(THE DATA begins)

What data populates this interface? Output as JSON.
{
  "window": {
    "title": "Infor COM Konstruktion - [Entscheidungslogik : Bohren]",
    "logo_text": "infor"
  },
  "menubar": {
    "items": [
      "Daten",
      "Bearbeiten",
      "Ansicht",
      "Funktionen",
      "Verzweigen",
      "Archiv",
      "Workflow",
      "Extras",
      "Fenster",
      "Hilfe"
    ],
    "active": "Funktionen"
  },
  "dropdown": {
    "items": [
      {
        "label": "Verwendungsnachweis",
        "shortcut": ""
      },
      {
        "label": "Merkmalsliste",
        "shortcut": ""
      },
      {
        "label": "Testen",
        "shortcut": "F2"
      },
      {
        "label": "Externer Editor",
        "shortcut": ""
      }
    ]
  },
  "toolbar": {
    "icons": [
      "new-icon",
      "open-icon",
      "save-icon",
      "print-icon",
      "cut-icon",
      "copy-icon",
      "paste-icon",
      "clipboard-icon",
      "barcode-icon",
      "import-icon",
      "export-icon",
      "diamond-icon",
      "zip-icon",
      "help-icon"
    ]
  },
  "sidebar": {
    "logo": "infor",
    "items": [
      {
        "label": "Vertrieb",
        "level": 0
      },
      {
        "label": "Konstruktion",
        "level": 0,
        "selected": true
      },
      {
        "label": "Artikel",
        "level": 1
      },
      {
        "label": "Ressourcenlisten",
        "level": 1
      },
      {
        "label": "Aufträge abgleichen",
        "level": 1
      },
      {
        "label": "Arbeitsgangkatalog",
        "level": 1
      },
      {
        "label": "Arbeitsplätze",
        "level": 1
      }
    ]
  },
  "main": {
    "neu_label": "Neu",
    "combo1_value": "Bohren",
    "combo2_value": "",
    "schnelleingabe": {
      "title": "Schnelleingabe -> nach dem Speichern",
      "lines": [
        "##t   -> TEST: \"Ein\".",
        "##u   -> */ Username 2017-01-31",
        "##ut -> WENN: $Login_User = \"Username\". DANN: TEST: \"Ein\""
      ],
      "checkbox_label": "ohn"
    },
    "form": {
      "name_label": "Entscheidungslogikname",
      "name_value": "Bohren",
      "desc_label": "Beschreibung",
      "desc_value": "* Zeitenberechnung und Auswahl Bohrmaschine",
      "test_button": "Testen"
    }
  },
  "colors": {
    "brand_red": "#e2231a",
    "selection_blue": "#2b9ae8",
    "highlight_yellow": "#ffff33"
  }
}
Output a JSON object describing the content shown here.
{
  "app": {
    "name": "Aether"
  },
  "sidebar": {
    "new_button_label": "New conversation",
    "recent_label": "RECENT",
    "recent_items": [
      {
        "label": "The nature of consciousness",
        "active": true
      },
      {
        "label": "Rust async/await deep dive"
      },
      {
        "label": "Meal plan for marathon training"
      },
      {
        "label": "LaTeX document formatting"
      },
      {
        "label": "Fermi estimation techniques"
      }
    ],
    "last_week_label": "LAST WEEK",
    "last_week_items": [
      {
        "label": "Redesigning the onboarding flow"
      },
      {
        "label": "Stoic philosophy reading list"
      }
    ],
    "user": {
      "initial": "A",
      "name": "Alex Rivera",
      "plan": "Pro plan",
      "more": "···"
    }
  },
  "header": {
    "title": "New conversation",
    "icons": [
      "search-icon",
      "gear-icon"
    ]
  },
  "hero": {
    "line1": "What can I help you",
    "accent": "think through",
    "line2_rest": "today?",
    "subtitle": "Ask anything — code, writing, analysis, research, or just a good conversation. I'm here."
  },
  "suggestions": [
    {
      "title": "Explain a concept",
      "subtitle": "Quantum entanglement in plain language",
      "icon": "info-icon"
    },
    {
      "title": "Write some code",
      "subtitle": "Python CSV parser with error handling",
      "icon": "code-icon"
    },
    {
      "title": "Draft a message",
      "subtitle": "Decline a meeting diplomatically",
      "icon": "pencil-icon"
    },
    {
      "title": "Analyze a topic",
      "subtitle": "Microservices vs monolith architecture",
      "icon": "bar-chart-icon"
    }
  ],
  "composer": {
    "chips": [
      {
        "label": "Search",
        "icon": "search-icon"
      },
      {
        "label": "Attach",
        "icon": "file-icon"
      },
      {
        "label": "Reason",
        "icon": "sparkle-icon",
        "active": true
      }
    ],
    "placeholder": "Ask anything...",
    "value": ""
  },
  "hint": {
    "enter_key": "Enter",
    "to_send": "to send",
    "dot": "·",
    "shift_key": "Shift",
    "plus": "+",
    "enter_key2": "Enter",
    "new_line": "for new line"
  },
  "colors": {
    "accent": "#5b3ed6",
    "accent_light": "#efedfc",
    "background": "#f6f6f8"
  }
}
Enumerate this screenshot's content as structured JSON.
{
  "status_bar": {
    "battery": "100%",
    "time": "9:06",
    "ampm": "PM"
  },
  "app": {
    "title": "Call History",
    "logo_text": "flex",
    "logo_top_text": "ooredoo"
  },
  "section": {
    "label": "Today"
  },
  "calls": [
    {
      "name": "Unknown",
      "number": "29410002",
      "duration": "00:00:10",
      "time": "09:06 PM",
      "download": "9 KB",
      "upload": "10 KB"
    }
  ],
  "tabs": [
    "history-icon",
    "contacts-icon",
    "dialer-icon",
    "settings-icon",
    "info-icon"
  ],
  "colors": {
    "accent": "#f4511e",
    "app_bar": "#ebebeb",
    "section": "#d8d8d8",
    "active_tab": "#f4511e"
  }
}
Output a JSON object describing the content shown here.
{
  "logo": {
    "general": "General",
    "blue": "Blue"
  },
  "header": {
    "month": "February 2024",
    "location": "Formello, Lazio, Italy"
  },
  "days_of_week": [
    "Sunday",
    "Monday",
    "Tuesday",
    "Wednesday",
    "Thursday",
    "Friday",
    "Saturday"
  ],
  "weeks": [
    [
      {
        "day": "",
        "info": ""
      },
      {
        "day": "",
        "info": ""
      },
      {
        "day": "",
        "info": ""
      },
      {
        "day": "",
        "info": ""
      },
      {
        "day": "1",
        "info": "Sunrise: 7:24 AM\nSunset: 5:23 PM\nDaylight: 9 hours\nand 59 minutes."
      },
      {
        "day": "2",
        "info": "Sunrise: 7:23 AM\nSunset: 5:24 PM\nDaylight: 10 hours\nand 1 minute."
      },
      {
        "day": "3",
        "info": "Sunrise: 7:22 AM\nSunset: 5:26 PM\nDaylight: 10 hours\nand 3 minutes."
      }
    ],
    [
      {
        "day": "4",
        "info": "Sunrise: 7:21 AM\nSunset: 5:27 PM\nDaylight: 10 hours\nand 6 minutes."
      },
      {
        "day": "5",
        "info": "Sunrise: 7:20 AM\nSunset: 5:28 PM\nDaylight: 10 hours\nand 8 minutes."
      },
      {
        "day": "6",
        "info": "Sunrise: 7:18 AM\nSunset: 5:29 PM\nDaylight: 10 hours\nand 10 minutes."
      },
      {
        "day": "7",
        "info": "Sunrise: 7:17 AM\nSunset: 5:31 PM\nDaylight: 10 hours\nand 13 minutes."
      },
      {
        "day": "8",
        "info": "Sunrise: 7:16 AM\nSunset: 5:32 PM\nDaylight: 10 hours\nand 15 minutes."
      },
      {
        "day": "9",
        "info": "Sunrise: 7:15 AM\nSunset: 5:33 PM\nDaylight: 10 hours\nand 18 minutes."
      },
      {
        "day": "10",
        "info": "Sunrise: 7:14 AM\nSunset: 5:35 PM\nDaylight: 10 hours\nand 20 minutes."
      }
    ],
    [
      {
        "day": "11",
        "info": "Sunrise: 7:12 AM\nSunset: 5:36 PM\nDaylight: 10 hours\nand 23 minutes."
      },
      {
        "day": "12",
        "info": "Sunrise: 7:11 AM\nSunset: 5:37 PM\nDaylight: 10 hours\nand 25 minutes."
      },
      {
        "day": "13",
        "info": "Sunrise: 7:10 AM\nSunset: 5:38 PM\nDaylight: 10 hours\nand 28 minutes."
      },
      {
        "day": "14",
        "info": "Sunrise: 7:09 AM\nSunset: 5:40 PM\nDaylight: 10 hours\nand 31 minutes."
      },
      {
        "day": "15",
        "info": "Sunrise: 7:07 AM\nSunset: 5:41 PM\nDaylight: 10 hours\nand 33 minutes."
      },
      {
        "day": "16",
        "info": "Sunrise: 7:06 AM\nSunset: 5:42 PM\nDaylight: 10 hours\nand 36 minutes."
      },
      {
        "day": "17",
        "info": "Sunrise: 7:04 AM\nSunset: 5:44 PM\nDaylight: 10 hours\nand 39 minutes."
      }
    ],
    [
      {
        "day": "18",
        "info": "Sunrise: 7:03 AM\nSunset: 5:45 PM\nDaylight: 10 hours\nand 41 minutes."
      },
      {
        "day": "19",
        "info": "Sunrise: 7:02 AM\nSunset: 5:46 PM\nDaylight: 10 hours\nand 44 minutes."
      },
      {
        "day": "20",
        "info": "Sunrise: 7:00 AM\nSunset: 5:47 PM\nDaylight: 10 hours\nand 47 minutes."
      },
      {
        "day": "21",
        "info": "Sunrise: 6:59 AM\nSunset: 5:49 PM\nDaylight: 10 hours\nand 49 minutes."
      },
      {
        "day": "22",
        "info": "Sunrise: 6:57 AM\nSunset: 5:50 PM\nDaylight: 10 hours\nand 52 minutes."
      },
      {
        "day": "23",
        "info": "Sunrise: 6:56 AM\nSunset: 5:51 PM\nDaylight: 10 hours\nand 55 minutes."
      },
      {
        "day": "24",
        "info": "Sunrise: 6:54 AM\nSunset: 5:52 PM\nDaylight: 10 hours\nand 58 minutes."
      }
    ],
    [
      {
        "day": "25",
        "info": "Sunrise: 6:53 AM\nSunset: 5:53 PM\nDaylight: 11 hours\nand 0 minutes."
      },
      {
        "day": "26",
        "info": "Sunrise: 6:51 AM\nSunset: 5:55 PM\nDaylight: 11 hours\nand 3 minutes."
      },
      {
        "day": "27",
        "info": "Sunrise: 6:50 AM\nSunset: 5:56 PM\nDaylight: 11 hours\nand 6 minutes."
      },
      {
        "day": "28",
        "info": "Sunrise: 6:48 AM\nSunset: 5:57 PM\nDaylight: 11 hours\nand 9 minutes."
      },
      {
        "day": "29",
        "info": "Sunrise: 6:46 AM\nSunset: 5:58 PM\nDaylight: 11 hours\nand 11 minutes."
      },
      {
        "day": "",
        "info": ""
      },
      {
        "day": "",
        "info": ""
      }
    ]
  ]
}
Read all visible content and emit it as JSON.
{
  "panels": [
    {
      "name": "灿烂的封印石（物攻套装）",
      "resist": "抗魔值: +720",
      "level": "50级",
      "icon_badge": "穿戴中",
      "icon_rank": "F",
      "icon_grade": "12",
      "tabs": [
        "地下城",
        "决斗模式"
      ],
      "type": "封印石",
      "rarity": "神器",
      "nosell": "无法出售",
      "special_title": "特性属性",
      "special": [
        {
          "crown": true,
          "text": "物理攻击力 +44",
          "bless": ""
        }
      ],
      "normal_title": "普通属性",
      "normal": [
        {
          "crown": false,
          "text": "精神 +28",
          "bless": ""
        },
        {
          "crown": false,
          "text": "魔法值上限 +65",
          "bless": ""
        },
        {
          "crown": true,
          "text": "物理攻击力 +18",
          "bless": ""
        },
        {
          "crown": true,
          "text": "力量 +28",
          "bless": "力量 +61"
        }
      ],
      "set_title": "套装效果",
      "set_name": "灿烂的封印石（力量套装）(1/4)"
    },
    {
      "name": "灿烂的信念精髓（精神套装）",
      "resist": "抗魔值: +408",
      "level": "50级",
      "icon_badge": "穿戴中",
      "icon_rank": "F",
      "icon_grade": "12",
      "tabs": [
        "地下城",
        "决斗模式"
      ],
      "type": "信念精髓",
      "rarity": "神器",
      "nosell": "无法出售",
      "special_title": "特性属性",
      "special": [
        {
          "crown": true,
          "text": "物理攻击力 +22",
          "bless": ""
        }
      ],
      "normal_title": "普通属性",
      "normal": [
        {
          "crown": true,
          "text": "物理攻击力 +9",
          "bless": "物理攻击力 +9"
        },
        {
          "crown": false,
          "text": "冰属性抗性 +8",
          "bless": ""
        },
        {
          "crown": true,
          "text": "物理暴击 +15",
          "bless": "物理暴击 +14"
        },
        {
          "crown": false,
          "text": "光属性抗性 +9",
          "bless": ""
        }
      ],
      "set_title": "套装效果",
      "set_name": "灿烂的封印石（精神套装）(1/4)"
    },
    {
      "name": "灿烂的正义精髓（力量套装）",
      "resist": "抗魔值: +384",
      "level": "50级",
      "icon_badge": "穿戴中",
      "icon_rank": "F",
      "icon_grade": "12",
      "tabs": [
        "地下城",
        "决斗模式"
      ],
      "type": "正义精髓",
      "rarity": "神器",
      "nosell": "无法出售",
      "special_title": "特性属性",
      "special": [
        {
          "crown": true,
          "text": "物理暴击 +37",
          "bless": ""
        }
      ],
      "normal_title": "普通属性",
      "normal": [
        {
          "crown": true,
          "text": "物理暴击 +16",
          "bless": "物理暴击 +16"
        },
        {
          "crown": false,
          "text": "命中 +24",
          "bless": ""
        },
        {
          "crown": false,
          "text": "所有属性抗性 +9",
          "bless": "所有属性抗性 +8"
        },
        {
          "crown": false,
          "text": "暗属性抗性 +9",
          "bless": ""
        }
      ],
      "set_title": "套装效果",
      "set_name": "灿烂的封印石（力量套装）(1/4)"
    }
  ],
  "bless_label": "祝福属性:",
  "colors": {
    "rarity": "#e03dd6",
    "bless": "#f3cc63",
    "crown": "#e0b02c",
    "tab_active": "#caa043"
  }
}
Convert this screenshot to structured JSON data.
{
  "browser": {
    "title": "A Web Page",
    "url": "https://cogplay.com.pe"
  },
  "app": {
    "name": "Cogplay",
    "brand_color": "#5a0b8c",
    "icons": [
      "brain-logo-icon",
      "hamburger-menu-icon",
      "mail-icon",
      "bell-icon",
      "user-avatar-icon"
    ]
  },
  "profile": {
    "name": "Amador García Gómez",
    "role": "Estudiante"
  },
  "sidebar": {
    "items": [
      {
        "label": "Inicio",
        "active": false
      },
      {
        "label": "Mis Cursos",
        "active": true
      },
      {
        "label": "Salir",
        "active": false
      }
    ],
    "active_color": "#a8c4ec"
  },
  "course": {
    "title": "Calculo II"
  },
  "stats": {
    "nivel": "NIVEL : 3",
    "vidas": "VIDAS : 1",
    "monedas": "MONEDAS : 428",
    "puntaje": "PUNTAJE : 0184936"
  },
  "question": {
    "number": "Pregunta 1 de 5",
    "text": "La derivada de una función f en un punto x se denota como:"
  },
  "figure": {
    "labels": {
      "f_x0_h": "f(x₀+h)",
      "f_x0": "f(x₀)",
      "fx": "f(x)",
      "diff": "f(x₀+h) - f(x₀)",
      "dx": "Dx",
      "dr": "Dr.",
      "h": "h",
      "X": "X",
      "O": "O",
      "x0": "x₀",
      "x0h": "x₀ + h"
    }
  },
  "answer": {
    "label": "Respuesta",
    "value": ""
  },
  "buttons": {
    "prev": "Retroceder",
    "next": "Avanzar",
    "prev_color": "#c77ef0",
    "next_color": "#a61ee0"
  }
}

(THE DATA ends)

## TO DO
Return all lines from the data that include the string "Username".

## ANSWER BELOW
        "##u   -> */ Username 2017-01-31",
        "##ut -> WENN: $Login_User = \"Username\". DANN: TEST: \"Ein\""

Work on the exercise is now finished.